- Inaccurate budgeting due to lack of awareness of needed improvements
- Customers placing orders that can’t be filled
- Production issues due to lack of key assets
- Paying insurance premiums to insure useless or missing assets
Zombie assets present a different set of problems, mostly related to taxes. A business that has under-accounted its assets risks opening itself to an audit and fines by underpaying its taxes. When these assets are discovered, it’s important to get an accurate valuation for them right away so that they can be listed on tax documents and possibly to speak to a tax attorney about retroactive tax liability.
Zombie assets can also result in items being bought twice by purchasing departments who don’t know that suitable assets are already on hand. The business is then left with wasted money and unused assets that aren’t helping the bottom line.
How Can a Business Deal with Ghost Assets?
Businesses that still have manual accounting and inventory control systems are particularly vulnerable to ghost assets because their systems tend to aggravate human error. (In this case, computerized systems like Excel are still counted as manual systems because they still rely on human input and adjustments.)
Any business that thinks it might have ghost assets clogging up its books (which, again, is often far more businesses than realize it) should immediately begin taking steps to remedy the problem.
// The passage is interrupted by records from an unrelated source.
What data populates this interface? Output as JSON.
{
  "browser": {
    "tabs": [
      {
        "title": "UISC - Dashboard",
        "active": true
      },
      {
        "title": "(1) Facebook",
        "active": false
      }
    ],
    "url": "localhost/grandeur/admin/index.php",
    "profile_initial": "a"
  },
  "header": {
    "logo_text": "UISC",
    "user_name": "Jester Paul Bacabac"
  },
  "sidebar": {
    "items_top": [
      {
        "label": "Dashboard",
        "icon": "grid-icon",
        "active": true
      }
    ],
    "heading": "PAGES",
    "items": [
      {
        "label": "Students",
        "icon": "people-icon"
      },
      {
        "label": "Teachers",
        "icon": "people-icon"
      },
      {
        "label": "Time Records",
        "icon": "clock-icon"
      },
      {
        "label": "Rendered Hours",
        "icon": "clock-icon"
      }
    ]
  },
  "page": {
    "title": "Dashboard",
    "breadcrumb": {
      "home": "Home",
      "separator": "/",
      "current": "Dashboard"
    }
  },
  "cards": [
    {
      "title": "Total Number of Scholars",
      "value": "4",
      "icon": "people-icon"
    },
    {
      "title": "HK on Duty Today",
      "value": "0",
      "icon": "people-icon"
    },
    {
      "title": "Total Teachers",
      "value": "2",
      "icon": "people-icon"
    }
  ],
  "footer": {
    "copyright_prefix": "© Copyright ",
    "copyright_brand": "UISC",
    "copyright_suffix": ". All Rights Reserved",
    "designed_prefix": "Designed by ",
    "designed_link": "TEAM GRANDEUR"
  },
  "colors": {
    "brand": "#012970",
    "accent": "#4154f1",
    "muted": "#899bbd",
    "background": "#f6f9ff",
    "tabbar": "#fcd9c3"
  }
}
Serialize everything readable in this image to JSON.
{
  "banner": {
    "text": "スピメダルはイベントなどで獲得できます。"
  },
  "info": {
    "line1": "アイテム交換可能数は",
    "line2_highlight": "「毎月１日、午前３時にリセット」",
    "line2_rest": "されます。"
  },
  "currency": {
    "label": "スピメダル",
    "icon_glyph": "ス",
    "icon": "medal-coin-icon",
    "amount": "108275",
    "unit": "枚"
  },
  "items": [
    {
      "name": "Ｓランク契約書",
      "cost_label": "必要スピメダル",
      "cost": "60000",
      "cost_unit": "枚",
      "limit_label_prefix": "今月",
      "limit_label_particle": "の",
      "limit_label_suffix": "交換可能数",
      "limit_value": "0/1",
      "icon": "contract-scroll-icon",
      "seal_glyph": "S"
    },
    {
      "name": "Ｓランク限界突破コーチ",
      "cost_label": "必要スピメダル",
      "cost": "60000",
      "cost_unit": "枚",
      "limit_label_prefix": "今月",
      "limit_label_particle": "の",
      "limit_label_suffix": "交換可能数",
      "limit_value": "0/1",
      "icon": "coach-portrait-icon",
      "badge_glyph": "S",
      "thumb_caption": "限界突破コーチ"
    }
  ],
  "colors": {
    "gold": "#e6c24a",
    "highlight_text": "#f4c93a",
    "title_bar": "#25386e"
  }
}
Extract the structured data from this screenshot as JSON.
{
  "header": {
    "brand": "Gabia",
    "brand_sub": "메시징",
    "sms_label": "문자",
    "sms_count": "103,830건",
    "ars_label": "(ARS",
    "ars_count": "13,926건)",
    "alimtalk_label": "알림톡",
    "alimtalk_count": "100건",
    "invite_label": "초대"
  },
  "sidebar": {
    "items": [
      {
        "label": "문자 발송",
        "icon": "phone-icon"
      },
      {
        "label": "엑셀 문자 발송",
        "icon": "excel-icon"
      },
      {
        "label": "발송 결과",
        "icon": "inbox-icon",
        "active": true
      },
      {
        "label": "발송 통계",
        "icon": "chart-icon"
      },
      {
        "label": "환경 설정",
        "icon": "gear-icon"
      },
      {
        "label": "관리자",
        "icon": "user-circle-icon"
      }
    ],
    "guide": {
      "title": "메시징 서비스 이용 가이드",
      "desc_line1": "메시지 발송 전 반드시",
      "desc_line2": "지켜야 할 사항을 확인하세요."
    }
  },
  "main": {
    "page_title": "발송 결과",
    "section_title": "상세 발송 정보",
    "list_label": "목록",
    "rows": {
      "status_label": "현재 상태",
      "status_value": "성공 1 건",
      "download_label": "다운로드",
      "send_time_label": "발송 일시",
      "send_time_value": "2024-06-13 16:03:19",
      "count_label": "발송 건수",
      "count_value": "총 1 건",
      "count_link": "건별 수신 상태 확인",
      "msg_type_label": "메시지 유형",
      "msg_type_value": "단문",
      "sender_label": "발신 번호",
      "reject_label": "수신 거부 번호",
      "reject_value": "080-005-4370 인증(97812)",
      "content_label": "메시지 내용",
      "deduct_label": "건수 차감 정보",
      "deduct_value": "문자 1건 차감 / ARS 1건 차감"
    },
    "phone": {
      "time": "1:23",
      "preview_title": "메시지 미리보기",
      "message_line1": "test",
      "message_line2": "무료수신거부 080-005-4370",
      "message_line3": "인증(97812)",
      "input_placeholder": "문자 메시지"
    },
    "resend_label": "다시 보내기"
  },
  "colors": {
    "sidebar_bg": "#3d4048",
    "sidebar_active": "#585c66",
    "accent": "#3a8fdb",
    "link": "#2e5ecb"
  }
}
A basic program for eliminating ghost assets includes the following steps:
- A complete physical accounting of all inventory. For larger businesses, this may need to be an ongoing project.
- Reconciliation of physical inventory with accounting systems.
- Calculation of value of depreciated assets and re-filing of relevant tax forms.
- Implementation of new accounting or manufacturing software to standardize inventory and asset tracking.
One tool that many businesses have found to be effective in “busting” ghost assets is enterprise resource planning (ERP) systems. These systems are designed to synchronize and harmonize a business’s operations across departments and provide a massively increased level of transparency for inventory and asset control. Many include or can be synchronized with RFID tracking systems that make inventory control and management a faster, simpler and more streamlined process.
Manufacturing ERP systems are some of the most commonly used, but ERP systems exist for virtually every niche. Some are specifically for process manufacturers, such as food and beverage companies, while others are aimed at additive manufacturers, made-to-order manufacturers or wholesale and industrial distributors. Whatever niche a business occupies, there’s an ERP system with the capability to keep its operations smooth and its accounting ghost-free.
Whether or not a business feels like it’s haunted by ghost assets, it’s a good idea to periodically clear out the cobwebs that tend to infest accounting systems.
If ghost assets are lurking there, use the above steps to exorcise them—and then develop a plan to make sure the problem doesn’t return.